Winning compensation, holding large companies to account, and helping consumers were considered to be less likely, according to the survey of 1,000 people carried out by litigation communications business Portland Disputes.
Nearly half of people also rated their overall awareness and knowledge about class actions as ‘low’, with nearly 30% saying it was ‘very low’.
Public awareness of specific class actions was also low. Over two-thirds of respondents had never heard of the High Court class action brought by taxi drivers against Uber, and 75% were unaware of the competition class action against MasterCard.
“This low level of awareness perhaps feeds into the belief that it is difficult for individuals to take on a large company by themselves, a belief held by 65% of respondents,” Portland said.
“People believe that the judicial system has more power to hold companies to account than regulators and the government. However, the public are perceived to have far less power to do so. Class actions may hold the key to closing this gap in perception.”
Only 30% of people believed the public has the power to hold companies to account for breaking the law
The survey warned: “During the life cycle of class action claims, law firms, litigation funders and litigation support firms therefore cannot assume that the general public in the UK has a solid understanding of class actions on which to build their case.”
Philip Hall, senior partner and global head of disputes at Portland, said: “Law firms, litigation funders and litigation support firms must do more to earn people’s trust when it comes to class actions in the UK.
“As group litigation’s position in the UK’s legal landscape continues to evolve, understanding what drives both awareness and participation for a class will be essential – both on the claimant and defendant side.”
Portland also quoted James Oldnall, the partner at Mishcon de Reya running Lloyd v Google – a class action over Google’s alleged unlawful and clandestine tracking of iPhone users in 2011 and 2012. He said: “Group litigation in the UK is undeniably evolving.
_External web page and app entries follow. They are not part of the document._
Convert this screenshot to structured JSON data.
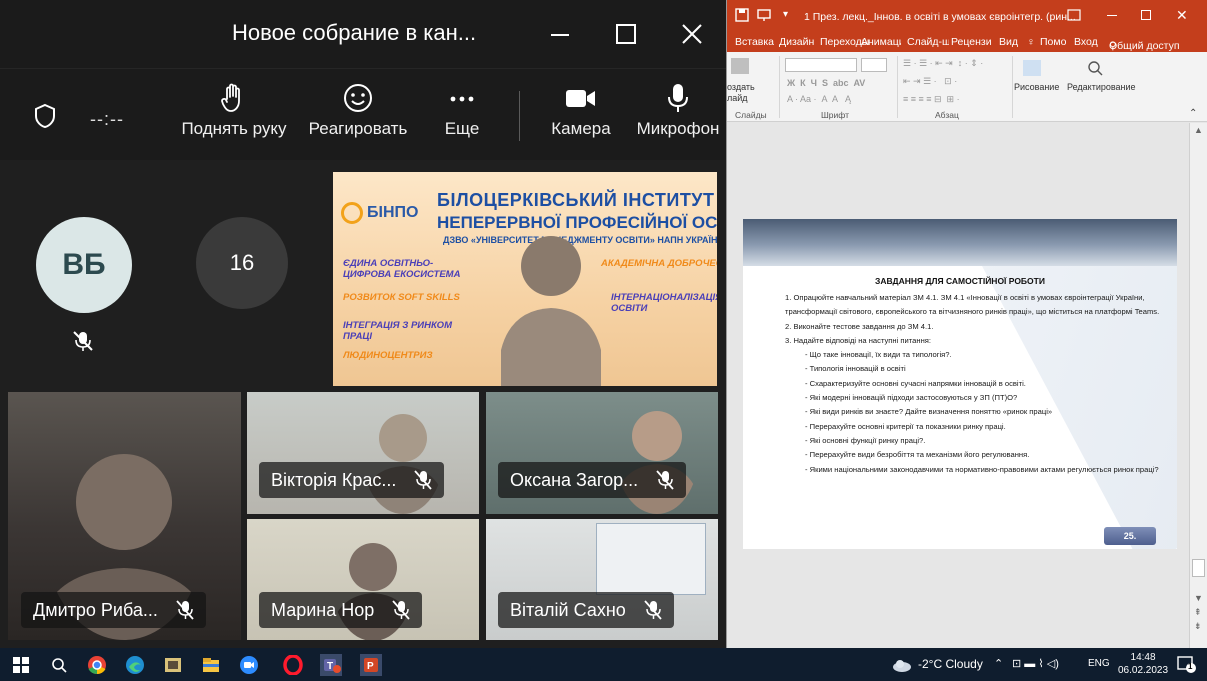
{
  "teams": {
    "title": "Новое собрание в кан...",
    "timer": "--:--",
    "toolbar": {
      "raise_hand": "Поднять руку",
      "react": "Реагировать",
      "more": "Еще",
      "camera": "Камера",
      "mic": "Микрофон"
    },
    "avatar_initials": "ВБ",
    "overflow_count": "16",
    "banner": {
      "logo": "БІНПО",
      "line1": "БІЛОЦЕРКІВСЬКИЙ ІНСТИТУТ",
      "line2": "НЕПЕРЕРВНОЇ ПРОФЕСІЙНОЇ ОСВІТИ",
      "line3": "ДЗВО «УНІВЕРСИТЕТ МЕНЕДЖМЕНТУ ОСВІТИ» НАПН УКРАЇНИ",
      "tag1": "ЄДИНА ОСВІТНЬО-ЦИФРОВА ЕКОСИСТЕМА",
      "tag2": "РОЗВИТОК SOFT SKILLS",
      "tag3": "ІНТЕГРАЦІЯ З РИНКОМ ПРАЦІ",
      "tag4": "ЛЮДИНОЦЕНТРИЗМ",
      "tag5": "АКАДЕМІЧНА ДОБРОЧЕСНІСТЬ",
      "tag6": "ІНТЕРНАЦІОНАЛІЗАЦІЯ ОСВІТИ"
    },
    "participants": [
      {
        "name": "Дмитро Риба..."
      },
      {
        "name": "Вікторія Крас..."
      },
      {
        "name": "Оксана Загор..."
      },
      {
        "name": "Марина Нор"
      },
      {
        "name": "Віталій Сахно"
      }
    ]
  },
  "ppt": {
    "title": "1 През. лекц._Іннов. в освіті в умовах євроінтегр. (рин...",
    "tabs": [
      "Вставка",
      "Дизайн",
      "Переходы",
      "Анимации",
      "Слайд-шо",
      "Рецензир",
      "Вид"
    ],
    "help": "Помо",
    "signin": "Вход",
    "share": "Общий доступ",
    "ribbon": {
      "create_slide_1": "оздать",
      "create_slide_2": "лайд",
      "group_slides": "Слайды",
      "group_font": "Шрифт",
      "group_paragraph": "Абзац",
      "drawing": "Рисование",
      "editing": "Редактирование"
    },
    "slide": {
      "heading": "ЗАВДАННЯ ДЛЯ САМОСТІЙНОЇ РОБОТИ",
      "item1": "1. Опрацюйте навчальний матеріал ЗМ 4.1. ЗМ 4.1 «Інновації в освіті в умовах євроінтеграції України, трансформації світового, європейського та вітчизняного ринків праці», що міститься на платформі Teams.",
      "item2": "2. Виконайте тестове завдання до ЗМ 4.1.",
      "item3": "3. Надайте відповіді на наступні питання:",
      "q1": "- Що таке інновації, їх види та типологія?.",
      "q2": "- Типологія інновацій в освіті",
      "q3": "- Схарактеризуйте основні сучасні напрямки інновацій в освіті.",
      "q4": "- Які модерні інновацій підходи застосовуються у ЗП (ПТ)О?",
      "q5": "- Які види ринків ви знаєте? Дайте визначення поняттю «ринок праці»",
      "q6": "- Перерахуйте основні критерії та показники ринку праці.",
      "q7": "- Які основні функції ринку праці?.",
      "q8": "- Перерахуйте види безробіття та механізми його регулювання.",
      "q9": "- Якими національними законодавчими та нормативно-правовими актами регулюється ринок праці?",
      "page_number": "25."
    }
  },
  "taskbar": {
    "weather": "-2°C  Cloudy",
    "lang": "ENG",
    "time": "14:48",
    "date": "06.02.2023",
    "notif_count": "1"
  }
}
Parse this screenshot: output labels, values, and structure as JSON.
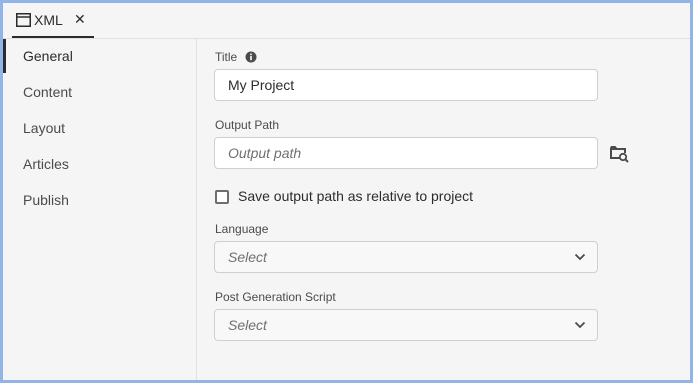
{
  "tab": {
    "label": "XML",
    "close": "✕"
  },
  "sidebar": {
    "items": [
      {
        "label": "General",
        "selected": true
      },
      {
        "label": "Content"
      },
      {
        "label": "Layout"
      },
      {
        "label": "Articles"
      },
      {
        "label": "Publish"
      }
    ]
  },
  "form": {
    "title": {
      "label": "Title",
      "value": "My Project"
    },
    "output_path": {
      "label": "Output Path",
      "placeholder": "Output path"
    },
    "relative_checkbox": {
      "label": "Save output path as relative to project",
      "checked": false
    },
    "language": {
      "label": "Language",
      "value": "Select"
    },
    "post_script": {
      "label": "Post Generation Script",
      "value": "Select"
    }
  },
  "colors": {
    "frame_border": "#93b4e6",
    "background": "#f5f5f5",
    "field_bg": "#ffffff",
    "text": "#2c2c2c"
  },
  "icons": {
    "tab": "window-icon",
    "info": "info-icon",
    "browse": "folder-search-icon",
    "dropdown": "chevron-down-icon"
  }
}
The time is nigh for law firms and funders to better understand what drives an individual or business to take the leap and join a class action, and advocate for others to do the same.”